when you have 64 0r 32 ram which is better to use ?

Posted on 2016-04-08 13:04:54
Guillaume Goa

0.5% on meaningless benchmarks and considering the price of the x99 motherboards, that is useless, it is a complete marketing bullshit. Go for an i5/i7 or
wait for the AMD Zen :)

For domestic use, people do not need ECC ram.

Posted on 2016-04-15 20:15:03
Guillaume Goa

0.5% on meaningless benchmarks, considering the prices of the X99 motherboards, xeon is a bad choice for domestic use. A complete marketing bullshit.
Go for an i5/i7 or wait for the AMD Zen :)

People do not need ECC Ram for domestic use.

Posted on 2016-04-16 08:35:59
WesternGentsUnited

Can you use non ECC memory with the Intel Xeon E5 2630 v4 on a normal motherboard like above and does everything above apply for the new v4 E5?

Thanks Champs

Posted on 2016-06-24 05:37:32

You should be able to use a 2630 v4 on a normal x99 motherboard, but I would double check the list of compatible CPUs for the specific model you are considering. I haven't seen any x99 not work with the new E5 v4 CPUs (although it often requires a bios update) but it is anyways good to check. And yes, the Xeons will work fine with standard ddr4 RAM.
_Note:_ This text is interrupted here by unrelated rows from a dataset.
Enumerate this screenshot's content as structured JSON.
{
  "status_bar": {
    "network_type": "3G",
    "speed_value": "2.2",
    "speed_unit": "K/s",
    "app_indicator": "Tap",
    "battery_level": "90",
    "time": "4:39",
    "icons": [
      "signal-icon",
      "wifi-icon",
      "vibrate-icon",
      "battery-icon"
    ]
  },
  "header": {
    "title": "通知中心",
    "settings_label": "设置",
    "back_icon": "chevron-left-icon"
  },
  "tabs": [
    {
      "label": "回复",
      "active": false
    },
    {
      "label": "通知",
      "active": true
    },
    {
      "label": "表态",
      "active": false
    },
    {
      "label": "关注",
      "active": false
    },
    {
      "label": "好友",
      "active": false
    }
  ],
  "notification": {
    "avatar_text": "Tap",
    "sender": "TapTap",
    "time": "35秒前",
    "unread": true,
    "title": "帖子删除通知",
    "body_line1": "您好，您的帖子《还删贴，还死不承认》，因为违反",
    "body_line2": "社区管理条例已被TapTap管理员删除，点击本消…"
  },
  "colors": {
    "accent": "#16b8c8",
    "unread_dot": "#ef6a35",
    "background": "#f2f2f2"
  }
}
Most of the general information in this article is still relevant, although the specifics like the number of cores and frequency for the different product lines is obviously no longer accurate. The big thing is that Core i7 and Xeon E5 should still have the same performance clock-per-clock.

The only odd thing with the new models is that the specs don't line up as neatky between the Core i7 and Xeon E5 single CPU (1600 series) processors. For example, there is a 10 core i7, but only an 8 core Xeon E5-1600. You can get 10 cores with a dual Xeon CPUs, but another change is that the dual CPU models don't support the new turbo boost 3.0 - so single theaded performance isn't quite as good.
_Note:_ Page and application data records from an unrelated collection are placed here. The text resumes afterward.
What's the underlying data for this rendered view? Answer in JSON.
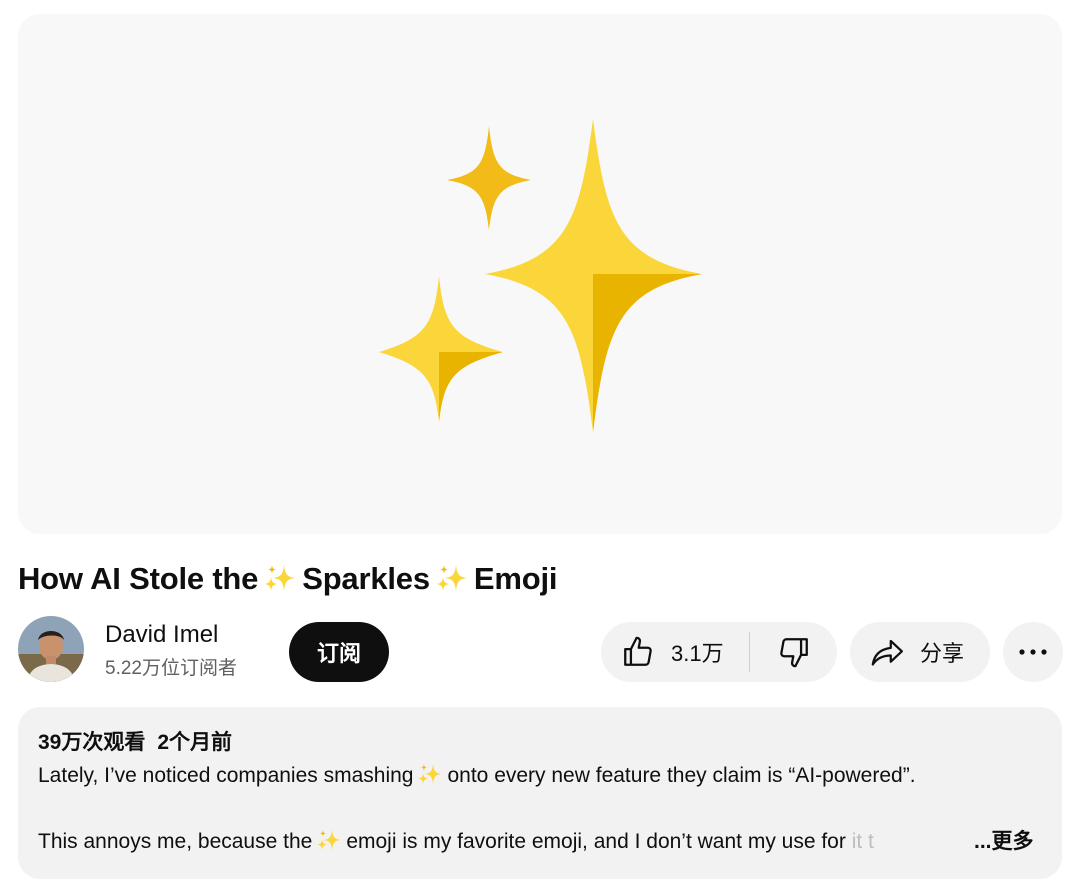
{
  "video": {
    "thumbnail_icon": "sparkles-emoji"
  },
  "title": {
    "part1": "How AI Stole the",
    "part2": "Sparkles",
    "part3": "Emoji"
  },
  "channel": {
    "name": "David Imel",
    "subscribers": "5.22万位订阅者",
    "subscribe_label": "订阅"
  },
  "actions": {
    "like_count": "3.1万",
    "share_label": "分享",
    "like_icon": "thumbs-up-icon",
    "dislike_icon": "thumbs-down-icon",
    "share_icon": "share-arrow-icon",
    "more_icon": "more-horizontal-icon"
  },
  "description": {
    "views": "39万次观看",
    "age": "2个月前",
    "line1_a": "Lately, I’ve noticed companies smashing",
    "line1_b": "onto every new feature they claim is “AI-powered”.",
    "line2_a": "This annoys me, because the",
    "line2_b": "emoji is my favorite emoji, and I don’t want my use for",
    "line2_fade": "it t",
    "more_label": "...更多"
  },
  "colors": {
    "sparkle_gold": "#F5C518",
    "sparkle_shade": "#E8A800",
    "subscribe_bg": "#0F0F0F",
    "pill_bg": "#F2F2F2"
  }
}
Posted on 2016-06-24 05:57:06
Minh Hoang

Hi, I have a E5-2667 V3 and ASUS X99 PRO mobo. My question is can I use non ECC memory at higher clock than 2133Mhz with this build? For example can I install and use RAMs at 2400Mhz or higher clock? How will it affect the components? Thanks! :)

Posted on 2016-06-27 16:06:59
eugenia
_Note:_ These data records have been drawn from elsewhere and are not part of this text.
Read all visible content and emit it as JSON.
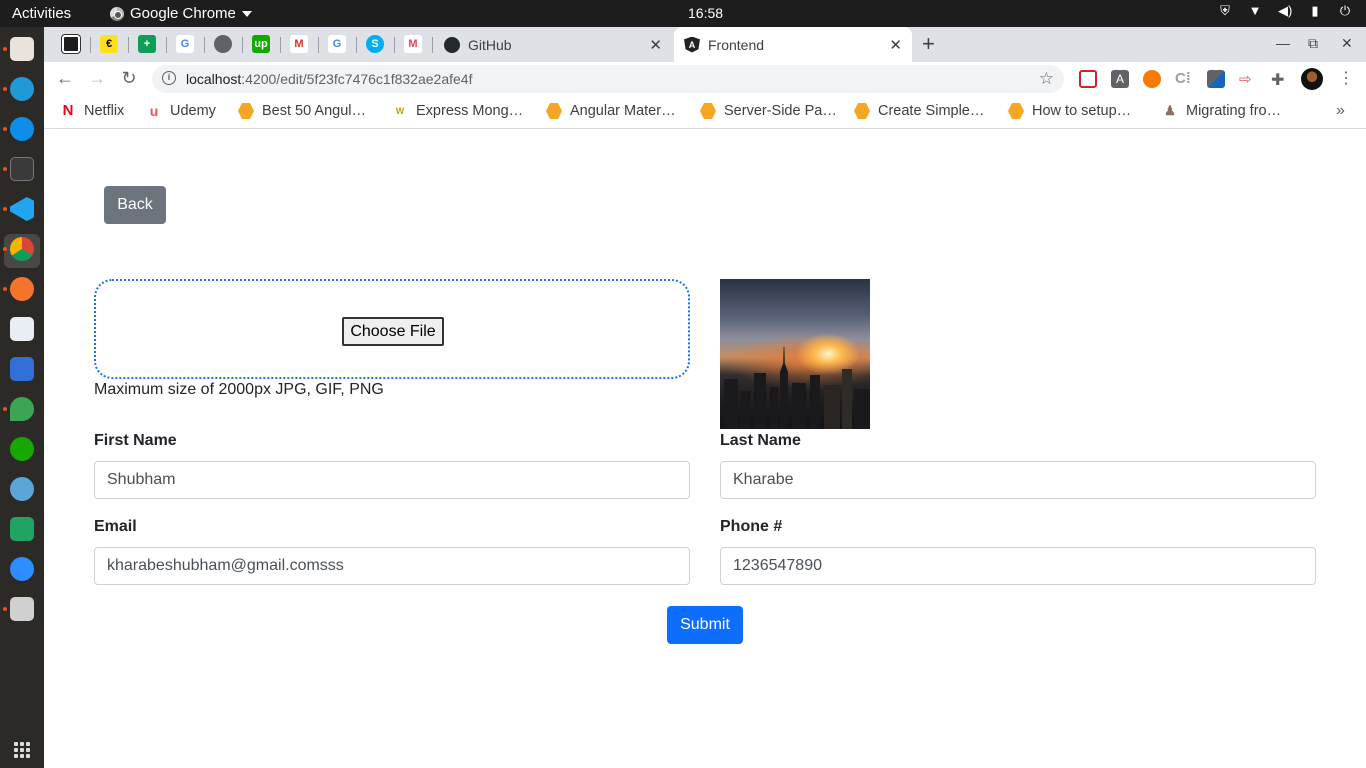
{
  "topbar": {
    "activities": "Activities",
    "app_name": "Google Chrome",
    "clock": "16:58"
  },
  "tabs": {
    "pinned_icons": [
      "trello-icon",
      "mailchimp-icon",
      "google-sheets-icon",
      "google-icon",
      "globe-icon",
      "upwork-icon",
      "gmail-icon",
      "google-icon",
      "skype-icon",
      "monday-icon"
    ],
    "github": {
      "title": "GitHub"
    },
    "active": {
      "title": "Frontend"
    }
  },
  "toolbar": {
    "url_host": "localhost",
    "url_path": ":4200/edit/5f23fc7476c1f832ae2afe4f"
  },
  "bookmarks": [
    {
      "label": "Netflix",
      "icon": "netflix-icon"
    },
    {
      "label": "Udemy",
      "icon": "udemy-icon"
    },
    {
      "label": "Best 50 Angul…",
      "icon": "hexagon-icon"
    },
    {
      "label": "Express Mong…",
      "icon": "w-icon"
    },
    {
      "label": "Angular Mater…",
      "icon": "hexagon-icon"
    },
    {
      "label": "Server-Side Pa…",
      "icon": "hexagon-icon"
    },
    {
      "label": "Create Simple…",
      "icon": "hexagon-icon"
    },
    {
      "label": "How to setup…",
      "icon": "hexagon-icon"
    },
    {
      "label": "Migrating fro…",
      "icon": "figure-icon"
    }
  ],
  "form": {
    "back_label": "Back",
    "choose_file_label": "Choose File",
    "file_hint": "Maximum size of 2000px JPG, GIF, PNG",
    "first_name_label": "First Name",
    "first_name_value": "Shubham",
    "last_name_label": "Last Name",
    "last_name_value": "Kharabe",
    "email_label": "Email",
    "email_value": "kharabeshubham@gmail.comsss",
    "phone_label": "Phone #",
    "phone_value": "1236547890",
    "submit_label": "Submit"
  },
  "colors": {
    "primary": "#0d6efd",
    "secondary": "#6c757d",
    "dropzone_border": "#1a73e8"
  }
}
I have no expertise in pcs but I have to ask and I would appreciate if you could answer. I am looking to buy a good pc for my studies. I am an architecture student and I use software like AutoCad, ArchiCad, Photoshop and Sketch-up. Which of the two CPus should I go for?

Posted on 2016-11-01 22:05:41
rarmo

Interesting. I would like to see the results from open world or big sandbox games such as GTA 5, XPlane11 and Far Cry (Crysis' engine) - Certainly, XPlane may use individual cores for each aircraft in the environment. Crysis... well, you need a supercomputer to run that game, methinks lol

Posted on 2016-11-16 03:30:54